## What is needed:
The answer must consist of every line below that holds the word "feed".

——————

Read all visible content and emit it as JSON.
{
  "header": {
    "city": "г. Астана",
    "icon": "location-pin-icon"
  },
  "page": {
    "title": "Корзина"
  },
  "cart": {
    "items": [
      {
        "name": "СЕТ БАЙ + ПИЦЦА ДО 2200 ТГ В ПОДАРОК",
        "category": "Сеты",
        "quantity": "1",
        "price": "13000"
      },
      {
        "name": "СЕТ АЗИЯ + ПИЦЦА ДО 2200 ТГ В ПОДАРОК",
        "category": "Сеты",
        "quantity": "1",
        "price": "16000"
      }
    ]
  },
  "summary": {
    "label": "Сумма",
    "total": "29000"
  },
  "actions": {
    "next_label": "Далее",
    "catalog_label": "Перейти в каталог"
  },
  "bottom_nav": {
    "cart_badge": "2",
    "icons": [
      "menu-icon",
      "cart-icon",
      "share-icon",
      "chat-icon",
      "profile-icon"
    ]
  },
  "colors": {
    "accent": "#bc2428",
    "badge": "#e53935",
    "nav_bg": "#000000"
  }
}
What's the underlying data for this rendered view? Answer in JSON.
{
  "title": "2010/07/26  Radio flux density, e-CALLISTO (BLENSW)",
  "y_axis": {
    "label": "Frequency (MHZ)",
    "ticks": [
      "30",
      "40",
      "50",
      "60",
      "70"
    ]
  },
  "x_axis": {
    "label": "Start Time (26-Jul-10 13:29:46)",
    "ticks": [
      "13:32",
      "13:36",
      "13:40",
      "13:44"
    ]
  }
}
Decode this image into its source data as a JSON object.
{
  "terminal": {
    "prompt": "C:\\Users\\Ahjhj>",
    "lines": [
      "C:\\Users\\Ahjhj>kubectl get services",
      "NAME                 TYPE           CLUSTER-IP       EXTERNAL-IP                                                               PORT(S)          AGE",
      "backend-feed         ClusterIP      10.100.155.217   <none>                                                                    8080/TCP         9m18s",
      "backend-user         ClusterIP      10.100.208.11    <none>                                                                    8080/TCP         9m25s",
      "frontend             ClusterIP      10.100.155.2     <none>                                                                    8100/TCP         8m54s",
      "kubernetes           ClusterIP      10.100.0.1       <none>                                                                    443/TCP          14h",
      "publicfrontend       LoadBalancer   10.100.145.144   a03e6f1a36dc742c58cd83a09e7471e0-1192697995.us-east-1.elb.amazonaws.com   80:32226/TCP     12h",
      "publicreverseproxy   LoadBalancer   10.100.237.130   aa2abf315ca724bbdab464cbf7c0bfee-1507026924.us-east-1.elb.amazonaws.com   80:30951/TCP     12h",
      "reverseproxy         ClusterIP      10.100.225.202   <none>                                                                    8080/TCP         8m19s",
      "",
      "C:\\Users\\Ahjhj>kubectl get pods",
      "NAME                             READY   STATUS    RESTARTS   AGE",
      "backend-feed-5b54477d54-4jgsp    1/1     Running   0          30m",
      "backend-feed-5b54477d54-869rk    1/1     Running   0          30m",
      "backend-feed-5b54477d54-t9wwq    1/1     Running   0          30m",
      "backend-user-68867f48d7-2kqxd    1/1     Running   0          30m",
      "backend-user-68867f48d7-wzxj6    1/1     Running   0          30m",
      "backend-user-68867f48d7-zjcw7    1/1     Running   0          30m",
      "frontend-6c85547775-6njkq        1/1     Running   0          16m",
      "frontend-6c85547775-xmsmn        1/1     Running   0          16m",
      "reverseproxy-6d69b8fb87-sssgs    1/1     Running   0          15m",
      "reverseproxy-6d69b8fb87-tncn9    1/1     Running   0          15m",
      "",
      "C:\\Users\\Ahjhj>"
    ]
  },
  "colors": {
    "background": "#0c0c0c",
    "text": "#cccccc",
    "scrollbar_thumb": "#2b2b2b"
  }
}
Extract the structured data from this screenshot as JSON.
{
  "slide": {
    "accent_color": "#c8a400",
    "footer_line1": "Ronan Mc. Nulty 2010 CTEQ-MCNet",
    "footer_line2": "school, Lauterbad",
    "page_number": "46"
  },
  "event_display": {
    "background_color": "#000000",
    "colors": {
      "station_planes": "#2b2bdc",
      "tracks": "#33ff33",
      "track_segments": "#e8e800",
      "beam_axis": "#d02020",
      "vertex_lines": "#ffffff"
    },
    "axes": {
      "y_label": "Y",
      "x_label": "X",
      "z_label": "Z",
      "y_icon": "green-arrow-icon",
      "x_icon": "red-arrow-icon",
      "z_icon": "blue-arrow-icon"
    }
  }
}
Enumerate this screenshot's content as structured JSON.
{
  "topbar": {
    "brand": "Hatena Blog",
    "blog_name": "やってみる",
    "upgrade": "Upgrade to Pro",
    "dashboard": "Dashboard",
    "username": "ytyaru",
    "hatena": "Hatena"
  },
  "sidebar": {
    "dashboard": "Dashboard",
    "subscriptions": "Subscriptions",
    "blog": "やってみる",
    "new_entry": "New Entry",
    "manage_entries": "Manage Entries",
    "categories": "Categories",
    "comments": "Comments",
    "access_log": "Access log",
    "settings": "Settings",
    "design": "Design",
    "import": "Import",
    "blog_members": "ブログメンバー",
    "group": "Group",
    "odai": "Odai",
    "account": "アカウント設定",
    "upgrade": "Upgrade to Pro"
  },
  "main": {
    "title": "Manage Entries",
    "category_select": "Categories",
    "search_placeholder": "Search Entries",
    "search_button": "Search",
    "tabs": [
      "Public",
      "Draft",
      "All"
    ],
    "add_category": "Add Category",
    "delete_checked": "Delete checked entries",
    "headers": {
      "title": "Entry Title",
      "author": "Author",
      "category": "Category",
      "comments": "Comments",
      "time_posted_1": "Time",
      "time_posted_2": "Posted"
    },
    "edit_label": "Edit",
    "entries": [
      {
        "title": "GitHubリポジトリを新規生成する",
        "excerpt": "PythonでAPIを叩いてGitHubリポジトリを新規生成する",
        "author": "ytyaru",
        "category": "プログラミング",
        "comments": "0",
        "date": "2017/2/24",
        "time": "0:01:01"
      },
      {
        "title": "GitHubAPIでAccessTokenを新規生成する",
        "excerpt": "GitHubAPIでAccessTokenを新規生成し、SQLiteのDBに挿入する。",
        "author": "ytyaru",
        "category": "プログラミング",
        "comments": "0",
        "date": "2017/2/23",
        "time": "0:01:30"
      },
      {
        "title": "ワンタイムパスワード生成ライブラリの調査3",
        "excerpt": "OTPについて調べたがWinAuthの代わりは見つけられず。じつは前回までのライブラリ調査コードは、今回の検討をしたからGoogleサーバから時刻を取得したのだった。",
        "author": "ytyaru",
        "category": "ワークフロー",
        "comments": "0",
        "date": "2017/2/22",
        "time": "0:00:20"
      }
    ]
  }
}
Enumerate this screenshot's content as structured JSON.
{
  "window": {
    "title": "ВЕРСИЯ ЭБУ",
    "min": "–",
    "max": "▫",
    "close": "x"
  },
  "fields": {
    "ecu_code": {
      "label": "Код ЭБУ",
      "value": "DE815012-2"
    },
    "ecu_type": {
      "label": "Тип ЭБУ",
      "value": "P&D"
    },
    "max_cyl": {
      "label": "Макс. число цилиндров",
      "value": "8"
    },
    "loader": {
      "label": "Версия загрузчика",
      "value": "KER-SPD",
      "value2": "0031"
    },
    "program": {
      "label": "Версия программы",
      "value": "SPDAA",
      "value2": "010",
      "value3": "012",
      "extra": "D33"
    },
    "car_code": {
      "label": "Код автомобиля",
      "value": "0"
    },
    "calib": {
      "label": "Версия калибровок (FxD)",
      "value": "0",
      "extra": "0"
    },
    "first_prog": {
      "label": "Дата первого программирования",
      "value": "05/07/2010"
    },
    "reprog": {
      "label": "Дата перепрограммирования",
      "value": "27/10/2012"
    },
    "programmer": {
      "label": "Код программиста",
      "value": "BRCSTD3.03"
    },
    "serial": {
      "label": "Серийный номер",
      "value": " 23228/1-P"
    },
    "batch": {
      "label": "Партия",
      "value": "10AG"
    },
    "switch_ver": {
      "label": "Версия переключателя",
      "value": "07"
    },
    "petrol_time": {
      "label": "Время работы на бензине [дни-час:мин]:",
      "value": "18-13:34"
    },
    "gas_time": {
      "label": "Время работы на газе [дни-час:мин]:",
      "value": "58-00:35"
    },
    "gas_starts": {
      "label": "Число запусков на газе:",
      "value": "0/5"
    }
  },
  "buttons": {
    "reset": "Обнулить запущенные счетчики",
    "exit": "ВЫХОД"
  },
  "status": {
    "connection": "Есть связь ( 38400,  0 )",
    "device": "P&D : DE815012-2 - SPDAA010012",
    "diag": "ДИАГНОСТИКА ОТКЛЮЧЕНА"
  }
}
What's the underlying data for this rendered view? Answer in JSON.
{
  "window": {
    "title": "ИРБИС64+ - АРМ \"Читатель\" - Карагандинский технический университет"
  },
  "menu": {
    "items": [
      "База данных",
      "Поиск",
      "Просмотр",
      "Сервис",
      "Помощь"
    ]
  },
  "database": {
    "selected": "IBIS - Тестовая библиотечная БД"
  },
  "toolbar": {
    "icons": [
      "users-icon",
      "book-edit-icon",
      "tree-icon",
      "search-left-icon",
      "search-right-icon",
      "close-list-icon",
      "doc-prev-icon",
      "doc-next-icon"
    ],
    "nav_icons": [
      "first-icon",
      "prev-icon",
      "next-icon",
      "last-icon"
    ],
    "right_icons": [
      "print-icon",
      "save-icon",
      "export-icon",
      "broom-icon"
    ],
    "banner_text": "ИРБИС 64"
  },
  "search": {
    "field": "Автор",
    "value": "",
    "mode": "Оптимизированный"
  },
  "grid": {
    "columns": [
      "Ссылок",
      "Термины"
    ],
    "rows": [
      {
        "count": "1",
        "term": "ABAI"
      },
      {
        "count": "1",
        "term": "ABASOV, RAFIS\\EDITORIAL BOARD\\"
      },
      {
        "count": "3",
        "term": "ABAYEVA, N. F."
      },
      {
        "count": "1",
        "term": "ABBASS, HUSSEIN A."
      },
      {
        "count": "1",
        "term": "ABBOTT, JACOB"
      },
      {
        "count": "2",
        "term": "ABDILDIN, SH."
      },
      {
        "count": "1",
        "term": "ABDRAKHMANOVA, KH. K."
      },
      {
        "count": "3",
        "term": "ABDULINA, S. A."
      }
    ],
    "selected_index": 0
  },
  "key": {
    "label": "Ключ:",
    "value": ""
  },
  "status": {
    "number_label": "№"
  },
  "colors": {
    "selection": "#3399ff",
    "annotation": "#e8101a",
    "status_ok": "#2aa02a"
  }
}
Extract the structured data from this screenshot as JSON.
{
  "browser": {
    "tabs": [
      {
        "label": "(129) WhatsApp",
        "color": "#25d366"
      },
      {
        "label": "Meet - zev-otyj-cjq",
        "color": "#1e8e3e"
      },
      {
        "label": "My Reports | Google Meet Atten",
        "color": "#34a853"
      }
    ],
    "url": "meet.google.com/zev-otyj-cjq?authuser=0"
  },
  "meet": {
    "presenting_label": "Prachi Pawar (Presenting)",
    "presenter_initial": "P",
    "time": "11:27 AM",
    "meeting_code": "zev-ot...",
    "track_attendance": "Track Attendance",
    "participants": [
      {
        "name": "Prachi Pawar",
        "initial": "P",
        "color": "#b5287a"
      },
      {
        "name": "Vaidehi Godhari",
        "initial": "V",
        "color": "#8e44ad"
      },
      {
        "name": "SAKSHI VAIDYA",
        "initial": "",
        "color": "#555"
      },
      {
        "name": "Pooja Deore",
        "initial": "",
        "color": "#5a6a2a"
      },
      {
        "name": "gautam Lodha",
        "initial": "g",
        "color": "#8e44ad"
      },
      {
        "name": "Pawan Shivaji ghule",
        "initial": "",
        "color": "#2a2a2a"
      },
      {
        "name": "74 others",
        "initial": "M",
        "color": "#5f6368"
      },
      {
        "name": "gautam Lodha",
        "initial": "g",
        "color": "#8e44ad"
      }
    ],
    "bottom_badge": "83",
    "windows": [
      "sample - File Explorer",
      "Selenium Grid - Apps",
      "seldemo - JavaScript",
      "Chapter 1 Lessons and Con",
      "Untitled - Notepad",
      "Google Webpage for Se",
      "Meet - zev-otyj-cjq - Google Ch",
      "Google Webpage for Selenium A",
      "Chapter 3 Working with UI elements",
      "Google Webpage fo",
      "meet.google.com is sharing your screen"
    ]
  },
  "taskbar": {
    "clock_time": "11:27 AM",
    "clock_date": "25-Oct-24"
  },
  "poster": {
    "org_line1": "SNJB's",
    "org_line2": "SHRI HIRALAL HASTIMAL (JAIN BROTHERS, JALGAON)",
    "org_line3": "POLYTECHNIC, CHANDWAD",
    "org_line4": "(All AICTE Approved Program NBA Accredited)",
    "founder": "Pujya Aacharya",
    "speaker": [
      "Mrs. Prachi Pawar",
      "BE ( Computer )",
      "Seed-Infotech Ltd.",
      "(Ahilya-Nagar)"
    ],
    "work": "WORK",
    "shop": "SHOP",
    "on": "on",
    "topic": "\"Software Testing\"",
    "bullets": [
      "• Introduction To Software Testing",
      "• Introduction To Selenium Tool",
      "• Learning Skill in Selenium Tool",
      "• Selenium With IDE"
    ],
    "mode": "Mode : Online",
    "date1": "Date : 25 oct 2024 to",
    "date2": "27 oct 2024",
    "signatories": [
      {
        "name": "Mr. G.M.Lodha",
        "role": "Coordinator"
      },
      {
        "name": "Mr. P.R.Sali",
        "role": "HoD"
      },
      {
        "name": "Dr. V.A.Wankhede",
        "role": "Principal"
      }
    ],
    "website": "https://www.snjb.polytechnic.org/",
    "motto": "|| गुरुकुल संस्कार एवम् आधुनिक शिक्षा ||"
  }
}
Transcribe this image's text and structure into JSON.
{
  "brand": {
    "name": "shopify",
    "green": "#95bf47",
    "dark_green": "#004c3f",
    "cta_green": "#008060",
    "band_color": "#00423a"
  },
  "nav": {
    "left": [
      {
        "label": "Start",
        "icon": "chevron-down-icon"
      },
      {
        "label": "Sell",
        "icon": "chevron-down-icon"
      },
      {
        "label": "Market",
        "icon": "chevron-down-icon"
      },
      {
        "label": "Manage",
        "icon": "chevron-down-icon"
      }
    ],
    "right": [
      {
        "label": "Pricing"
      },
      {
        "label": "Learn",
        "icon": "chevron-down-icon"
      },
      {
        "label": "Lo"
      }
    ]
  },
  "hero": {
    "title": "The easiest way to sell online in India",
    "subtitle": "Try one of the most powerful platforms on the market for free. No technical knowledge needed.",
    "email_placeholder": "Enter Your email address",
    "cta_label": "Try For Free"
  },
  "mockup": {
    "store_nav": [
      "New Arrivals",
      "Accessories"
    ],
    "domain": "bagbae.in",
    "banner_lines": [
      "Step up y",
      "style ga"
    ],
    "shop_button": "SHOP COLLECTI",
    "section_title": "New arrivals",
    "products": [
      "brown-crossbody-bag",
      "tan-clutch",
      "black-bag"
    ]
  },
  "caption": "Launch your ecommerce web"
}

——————

## Your response:
      "backend-feed         ClusterIP      10.100.155.217   <none>                                                                    8080/TCP         9m18s",
      "backend-feed-5b54477d54-4jgsp    1/1     Running   0          30m",
      "backend-feed-5b54477d54-869rk    1/1     Running   0          30m",
      "backend-feed-5b54477d54-t9wwq    1/1     Running   0          30m",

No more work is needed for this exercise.